▸ **INFORMATION SUPPLIED**
BEGIN

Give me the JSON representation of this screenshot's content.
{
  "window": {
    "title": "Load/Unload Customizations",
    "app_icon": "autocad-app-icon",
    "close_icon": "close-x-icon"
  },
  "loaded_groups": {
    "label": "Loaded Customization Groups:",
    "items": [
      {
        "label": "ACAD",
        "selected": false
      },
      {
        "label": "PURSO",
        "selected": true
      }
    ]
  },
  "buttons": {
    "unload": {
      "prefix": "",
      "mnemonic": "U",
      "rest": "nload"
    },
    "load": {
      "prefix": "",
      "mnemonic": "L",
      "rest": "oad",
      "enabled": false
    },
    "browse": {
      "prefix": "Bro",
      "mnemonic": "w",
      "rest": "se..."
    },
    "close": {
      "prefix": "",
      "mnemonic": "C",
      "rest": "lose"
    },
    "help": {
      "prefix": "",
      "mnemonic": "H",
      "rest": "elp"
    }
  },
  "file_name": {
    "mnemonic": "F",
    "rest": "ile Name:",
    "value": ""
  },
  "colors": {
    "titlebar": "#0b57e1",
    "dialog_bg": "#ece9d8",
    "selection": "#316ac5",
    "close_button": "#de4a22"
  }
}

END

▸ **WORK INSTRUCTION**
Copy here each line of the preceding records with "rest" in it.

▸ **OUTPUT**
      "rest": "nload"
      "rest": "oad",
      "rest": "se..."
      "rest": "lose"
      "rest": "elp"
    "rest": "ile Name:",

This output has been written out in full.